And in the "heat of the moment" in early September, another South Carolina Republican – Joe Wilson – took the spotlight by shouting "you lie!" during Obama's address to a joint session of Congress. The episode has ignited fundraising for Wilson's reelection campaign, which has since raised $2 million, and propelled Wilson to folk hero status in some conservative circles.
These recent rhetorical spats join a long list of other, sometimes more violent, clashes involving South Carolina politicians.
"There have been three fist fights on the floor of the Senate, and all three have involved South Carolinians," said historian O'Neill.
The most prominent of those was South Carolina Congressman Preston Brooks' caning of Massachusetts Senator Charles Sumner on the floor of the House after a tiff over slavery in 1856. Brooks' sympathizers later mailed him dozens of brand new canes, one engraved with "Hit him again." The case continues to remain in the public consciousness with the phrase 'preston brooks' garnering nearly 30 million searches on Google in the past few weeks alone.
"No state is more devoted to its history, but no state has been victimized by its past more than South Carolina," said O'Neill. But that doesn't mean South Carolinians are lacking pride: many natives, state historians say, remain passionate about the role the state has played in national policy debates.
Today, "we're not talking as much about revolution [against Great Britain] as attacking the Federal government as the source of our troubles," said Walter Edgar, director of the Institute of Southern Studies at University of South Carolina.
"South Carolina has always had a love-hate relation to authority," said Edgar. The attitude that "Washington is the problem" has long been part of the "fabric of South Carolina culture" -- and across much of the conservative South -- he says.

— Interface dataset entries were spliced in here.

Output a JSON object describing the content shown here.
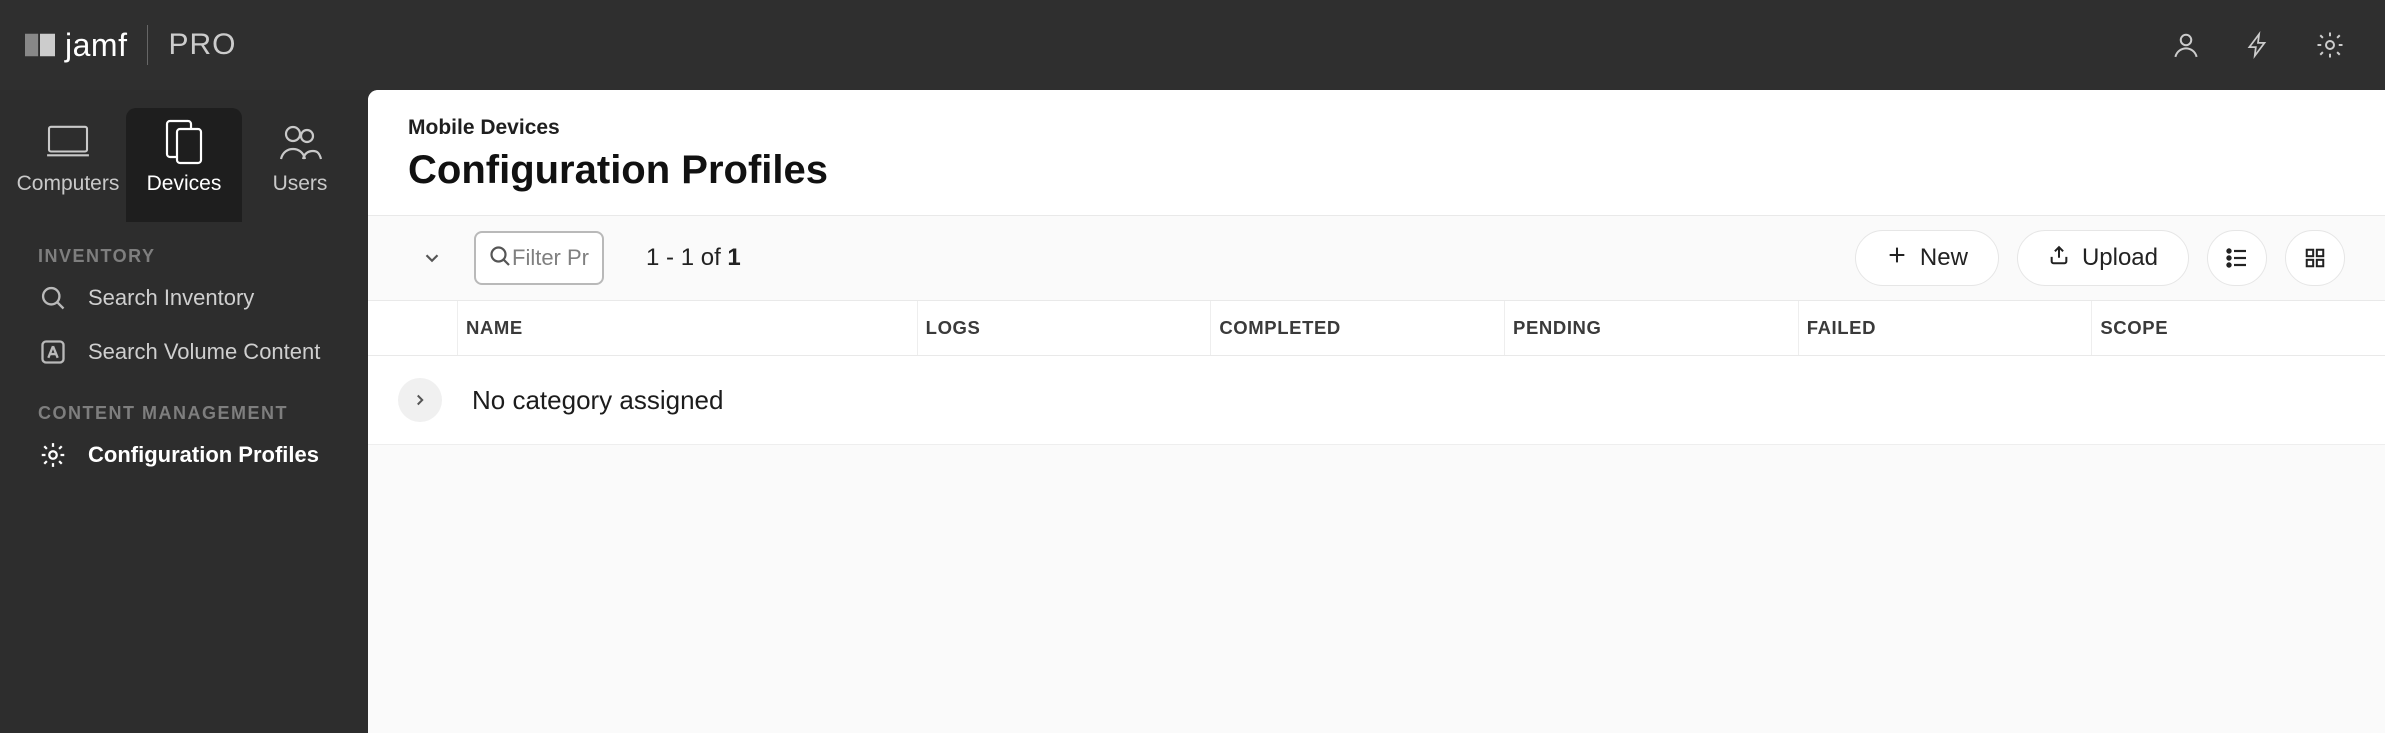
{
  "brand": {
    "name": "jamf",
    "variant": "PRO"
  },
  "topbar_icons": [
    "user-icon",
    "bolt-icon",
    "gear-icon"
  ],
  "nav_tabs": [
    {
      "key": "computers",
      "label": "Computers"
    },
    {
      "key": "devices",
      "label": "Devices"
    },
    {
      "key": "users",
      "label": "Users"
    }
  ],
  "active_nav_tab": "devices",
  "side_sections": [
    {
      "title": "INVENTORY",
      "items": [
        {
          "key": "search-inventory",
          "label": "Search Inventory"
        },
        {
          "key": "search-volume-content",
          "label": "Search Volume Content"
        }
      ]
    },
    {
      "title": "CONTENT MANAGEMENT",
      "items": [
        {
          "key": "configuration-profiles",
          "label": "Configuration Profiles",
          "active": true
        }
      ]
    }
  ],
  "breadcrumb": "Mobile Devices",
  "page_title": "Configuration Profiles",
  "filter": {
    "placeholder": "Filter Pr"
  },
  "result_count": {
    "from": 1,
    "to": 1,
    "total": 1,
    "template_prefix": " - ",
    "of_word": " of "
  },
  "actions": {
    "new": "New",
    "upload": "Upload"
  },
  "columns": [
    "NAME",
    "LOGS",
    "COMPLETED",
    "PENDING",
    "FAILED",
    "SCOPE"
  ],
  "categories": [
    {
      "name": "No category assigned"
    }
  ]
}
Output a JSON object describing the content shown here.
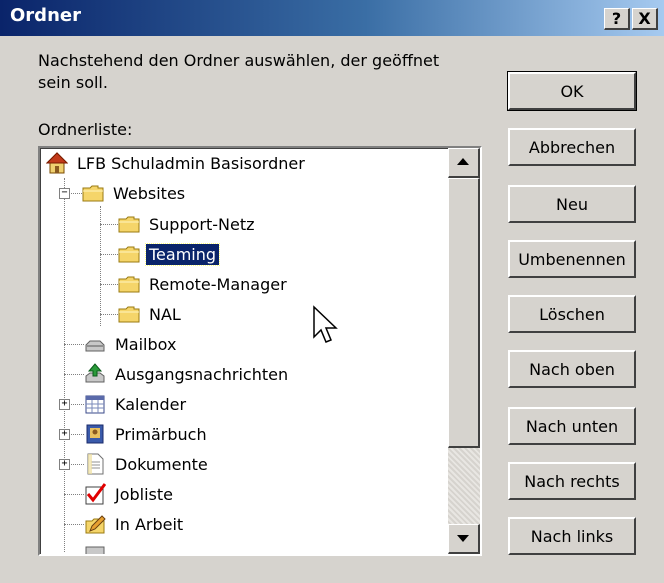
{
  "window": {
    "title": "Ordner",
    "help_label": "?",
    "close_label": "X"
  },
  "instruction": "Nachstehend den Ordner auswählen, der geöffnet sein soll.",
  "list_label": "Ordnerliste:",
  "tree": {
    "root": "LFB Schuladmin Basisordner",
    "websites": "Websites",
    "support": "Support-Netz",
    "teaming": "Teaming",
    "remote": "Remote-Manager",
    "nal": "NAL",
    "mailbox": "Mailbox",
    "ausgang": "Ausgangsnachrichten",
    "kalender": "Kalender",
    "primaer": "Primärbuch",
    "dokumente": "Dokumente",
    "jobliste": "Jobliste",
    "inarbeit": "In Arbeit",
    "selected": "Teaming"
  },
  "buttons": {
    "ok": "OK",
    "abbrechen": "Abbrechen",
    "neu": "Neu",
    "umbenennen": "Umbenennen",
    "loeschen": "Löschen",
    "nach_oben": "Nach oben",
    "nach_unten": "Nach unten",
    "nach_rechts": "Nach rechts",
    "nach_links": "Nach links"
  },
  "colors": {
    "titlebar": "#0a246a",
    "dialog": "#d6d3ce",
    "selection": "#0a246a",
    "folder": "#f5d56a",
    "checkmark": "#e00000"
  },
  "icons": [
    "home-icon",
    "folder-icon",
    "mailbox-icon",
    "outbox-icon",
    "calendar-icon",
    "address-book-icon",
    "document-icon",
    "checklist-icon",
    "pencil-icon",
    "mouse-pointer-icon"
  ]
}
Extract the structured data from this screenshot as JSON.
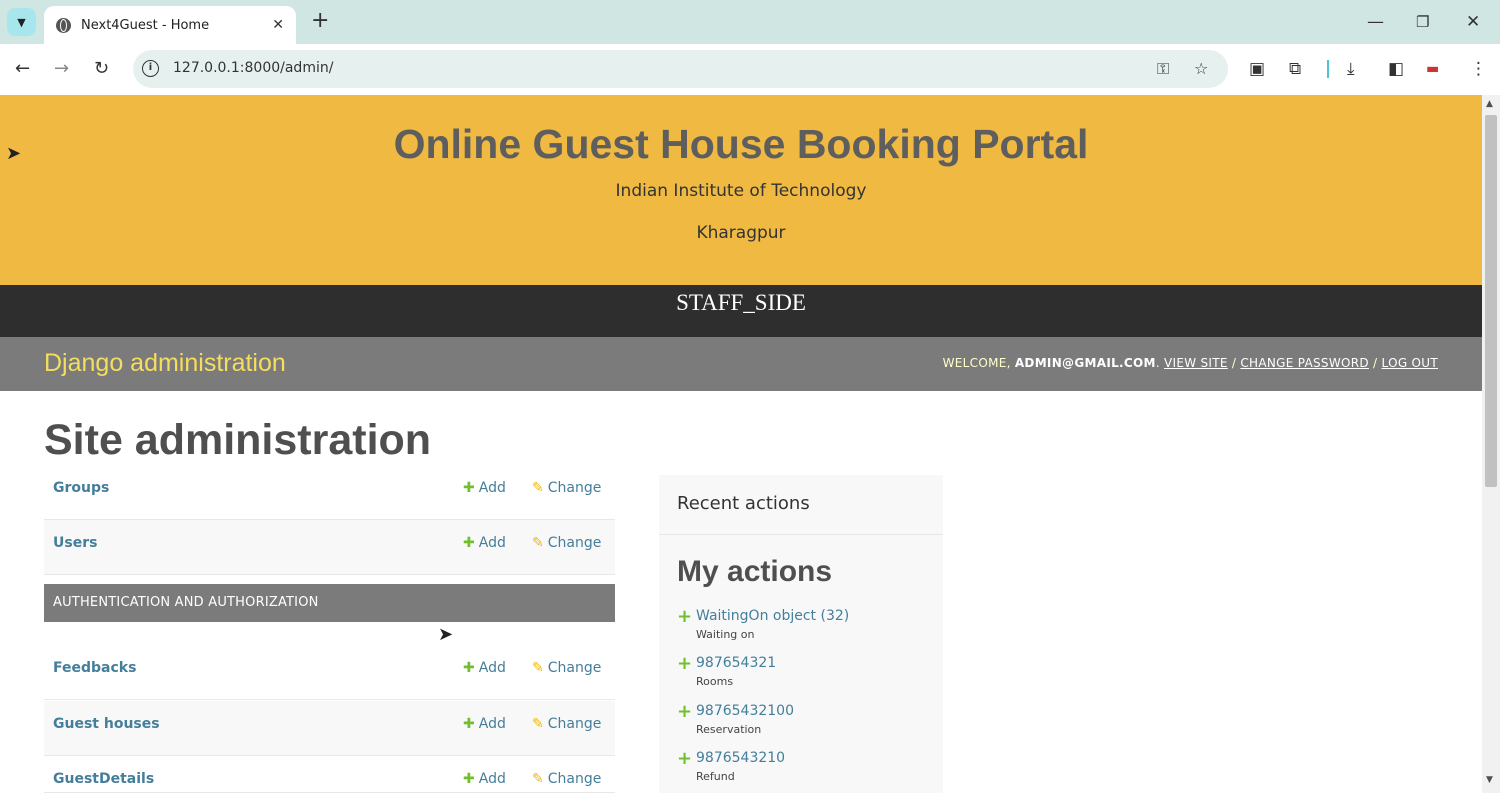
{
  "browser": {
    "tab_title": "Next4Guest - Home",
    "url": "127.0.0.1:8000/admin/"
  },
  "banner": {
    "title": "Online Guest House Booking Portal",
    "institute": "Indian Institute of Technology",
    "location": "Kharagpur"
  },
  "staff_bar": "STAFF_SIDE",
  "header": {
    "branding": "Django administration",
    "welcome": "WELCOME,",
    "user": "ADMIN@GMAIL.COM",
    "view_site": "VIEW SITE",
    "change_password": "CHANGE PASSWORD",
    "log_out": "LOG OUT"
  },
  "page_title": "Site administration",
  "models_top": [
    {
      "name": "Groups",
      "add": "Add",
      "change": "Change"
    },
    {
      "name": "Users",
      "add": "Add",
      "change": "Change"
    }
  ],
  "section_caption": "AUTHENTICATION AND AUTHORIZATION",
  "models_bottom": [
    {
      "name": "Feedbacks",
      "add": "Add",
      "change": "Change"
    },
    {
      "name": "Guest houses",
      "add": "Add",
      "change": "Change"
    },
    {
      "name": "GuestDetails",
      "add": "Add",
      "change": "Change"
    }
  ],
  "recent_actions": {
    "title": "Recent actions",
    "subtitle": "My actions",
    "items": [
      {
        "label": "WaitingOn object (32)",
        "type": "Waiting on"
      },
      {
        "label": "987654321",
        "type": "Rooms"
      },
      {
        "label": "98765432100",
        "type": "Reservation"
      },
      {
        "label": "9876543210",
        "type": "Refund"
      }
    ]
  },
  "colors": {
    "banner": "#f0b942",
    "staff_bar": "#2e2e2e",
    "django_header": "#7b7b7b",
    "branding": "#f5dd5d",
    "link": "#447e9b",
    "add_icon": "#70bf2b",
    "change_icon": "#efb80b"
  }
}
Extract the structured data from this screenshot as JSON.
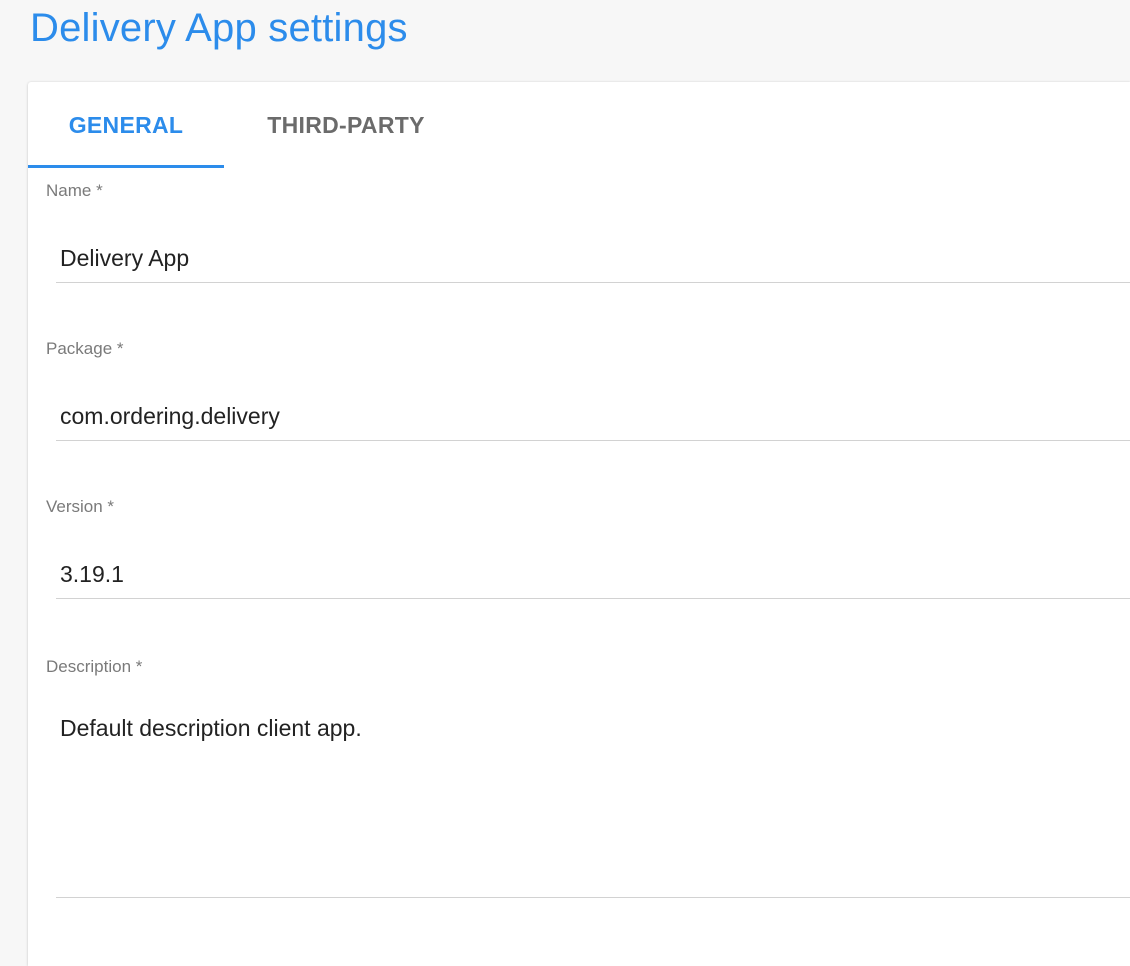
{
  "header": {
    "title": "Delivery App settings"
  },
  "tabs": [
    {
      "label": "GENERAL",
      "active": true
    },
    {
      "label": "THIRD-PARTY",
      "active": false
    }
  ],
  "form": {
    "name": {
      "label": "Name *",
      "value": "Delivery App"
    },
    "package": {
      "label": "Package *",
      "value": "com.ordering.delivery"
    },
    "version": {
      "label": "Version *",
      "value": "3.19.1"
    },
    "description": {
      "label": "Description *",
      "value": "Default description client app."
    }
  },
  "colors": {
    "accent": "#2c8ceb",
    "tab_inactive": "#6b6b6b",
    "label": "#7a7a7a",
    "input_text": "#222222",
    "underline": "#d2d2d2"
  }
}
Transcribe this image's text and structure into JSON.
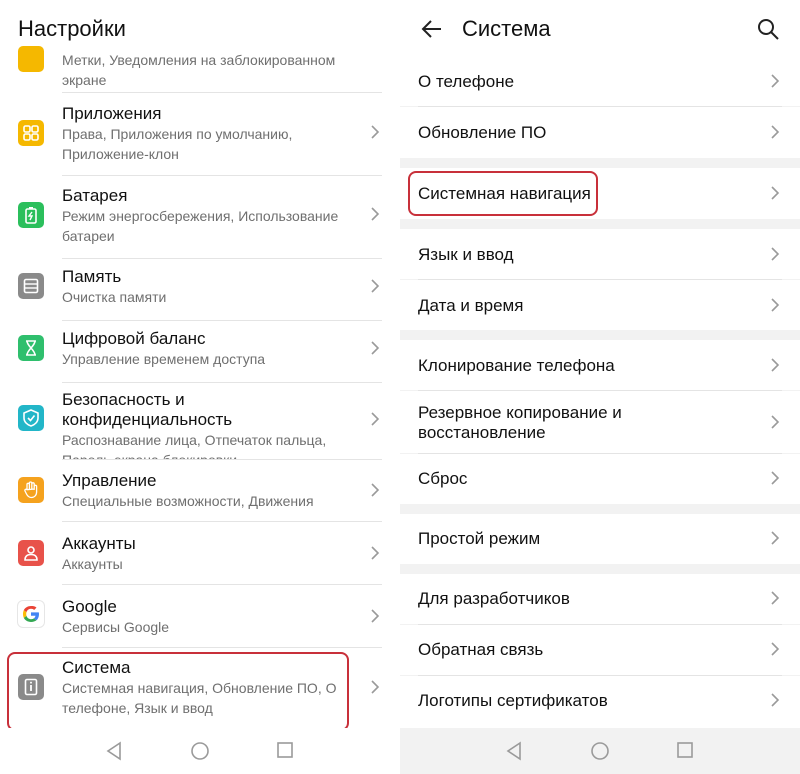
{
  "left": {
    "title": "Настройки",
    "top_partial": {
      "subtitle_line1": "Метки, Уведомления на заблокированном",
      "subtitle_line2": "экране"
    },
    "items": [
      {
        "title": "Приложения",
        "sub1": "Права, Приложения по умолчанию,",
        "sub2": "Приложение-клон",
        "icon": "apps-icon",
        "color": "#f5b800"
      },
      {
        "title": "Батарея",
        "sub1": "Режим энергосбережения, Использование",
        "sub2": "батареи",
        "icon": "battery-icon",
        "color": "#2bbf5c"
      },
      {
        "title": "Память",
        "sub1": "Очистка памяти",
        "sub2": "",
        "icon": "storage-icon",
        "color": "#8a8a8a"
      },
      {
        "title": "Цифровой баланс",
        "sub1": "Управление временем доступа",
        "sub2": "",
        "icon": "hourglass-icon",
        "color": "#2fbf6d"
      },
      {
        "title": "Безопасность и конфиденциальность",
        "sub1": "Распознавание лица, Отпечаток пальца,",
        "sub2": "Пароль экрана блокировки",
        "icon": "shield-icon",
        "color": "#22b6c8"
      },
      {
        "title": "Управление",
        "sub1": "Специальные возможности, Движения",
        "sub2": "",
        "icon": "hand-icon",
        "color": "#f5a21e"
      },
      {
        "title": "Аккаунты",
        "sub1": "Аккаунты",
        "sub2": "",
        "icon": "account-icon",
        "color": "#e8524a"
      },
      {
        "title": "Google",
        "sub1": "Сервисы Google",
        "sub2": "",
        "icon": "google-icon",
        "color": "#ffffff"
      },
      {
        "title": "Система",
        "sub1": "Системная навигация, Обновление ПО, О",
        "sub2": "телефоне, Язык и ввод",
        "icon": "info-icon",
        "color": "#8a8a8a"
      }
    ]
  },
  "right": {
    "title": "Система",
    "groups": [
      [
        "О телефоне",
        "Обновление ПО"
      ],
      [
        "Системная навигация"
      ],
      [
        "Язык и ввод",
        "Дата и время"
      ],
      [
        "Клонирование телефона",
        "Резервное копирование и\nвосстановление",
        "Сброс"
      ],
      [
        "Простой режим"
      ],
      [
        "Для разработчиков",
        "Обратная связь",
        "Логотипы сертификатов"
      ]
    ],
    "items": {
      "about": "О телефоне",
      "update": "Обновление ПО",
      "sysnav": "Системная навигация",
      "lang": "Язык и ввод",
      "datetime": "Дата и время",
      "clone": "Клонирование телефона",
      "backup1": "Резервное копирование и",
      "backup2": "восстановление",
      "reset": "Сброс",
      "simple": "Простой режим",
      "dev": "Для разработчиков",
      "feedback": "Обратная связь",
      "certs": "Логотипы сертификатов"
    }
  },
  "colors": {
    "highlight": "#c8303a",
    "separator": "#e4e4e4",
    "group_gap": "#f2f2f2"
  }
}
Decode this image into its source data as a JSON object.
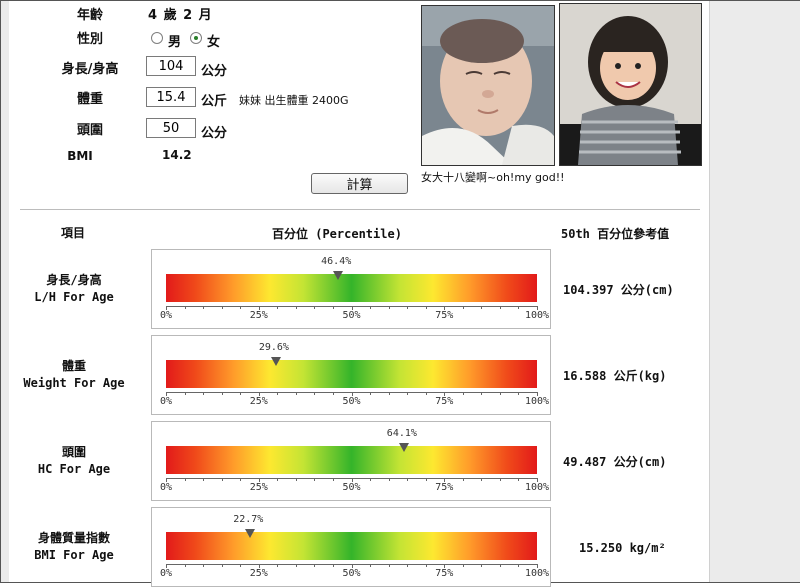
{
  "form": {
    "age_label": "年齡",
    "age_value": "4 歲 2 月",
    "gender_label": "性別",
    "gender_options": [
      "男",
      "女"
    ],
    "gender_selected": "女",
    "height_label": "身長/身高",
    "height_value": "104",
    "height_unit": "公分",
    "weight_label": "體重",
    "weight_value": "15.4",
    "weight_unit": "公斤",
    "weight_note": "妹妹 出生體重 2400G",
    "hc_label": "頭圍",
    "hc_value": "50",
    "hc_unit": "公分",
    "bmi_label": "BMI",
    "bmi_value": "14.2",
    "calculate_button": "計算"
  },
  "photos": {
    "caption": "女大十八變啊~oh!my god!!"
  },
  "table": {
    "col_item": "項目",
    "col_percentile": "百分位 (Percentile)",
    "col_reference": "50th 百分位參考值"
  },
  "scale_ticks": [
    "0%",
    "25%",
    "50%",
    "75%",
    "100%"
  ],
  "rows": [
    {
      "name_zh": "身長/身高",
      "name_en": "L/H For Age",
      "percentile": 46.4,
      "percentile_label": "46.4%",
      "reference": "104.397 公分(cm)"
    },
    {
      "name_zh": "體重",
      "name_en": "Weight For Age",
      "percentile": 29.6,
      "percentile_label": "29.6%",
      "reference": "16.588  公斤(kg)"
    },
    {
      "name_zh": "頭圍",
      "name_en": "HC For Age",
      "percentile": 64.1,
      "percentile_label": "64.1%",
      "reference": "49.487  公分(cm)"
    },
    {
      "name_zh": "身體質量指數",
      "name_en": "BMI For Age",
      "percentile": 22.7,
      "percentile_label": "22.7%",
      "reference": "15.250  kg/m²"
    }
  ],
  "colors": {
    "bar_low": "#e21a1a",
    "bar_mid": "#34b42a",
    "marker": "#555555",
    "radio_selected": "#2a7f2a"
  }
}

It's a sentiment evident even on Wilson's campaign Web site, which targets "Democratic leadership" in Washington for choosing to "play political games on the taxpayer's dime [rather] than work to create jobs or reform health care."
"In this state, if you raise the specter of big government, it's easy to mount opposition," said Edgar.
Indeed, despite the state's overwhelming support for Barack Obama in the 2008 Democratic Presidential primary, Republicans outnumbered Democrats at the polls in the general election, voting 54 to 45 percent for Republican John McCain. And since that time, state public opinion polls reflect a continued hostility to what many there see as Obama's "big government" agenda.
Historians say race is likely to remain a salient factor in America's broad political debates for some time.
"The Southern political landscape and in particular the political landscape of South Carolina has historically been dominated by issues relating to race," said Courtney Tollison, a Southern historian.
Despite social progress in South Carolina and elsewhere towards racial reconciliation, Tollison says, the legacy of slavery, Civil War and Jim Crow still weighs heavily on the minds of many who lived through it.
"W.E.B. DuBois wrote in 1903 that the problem of the twentieth century would be the color line" -- a premonition that, to a large extent, came true, she says.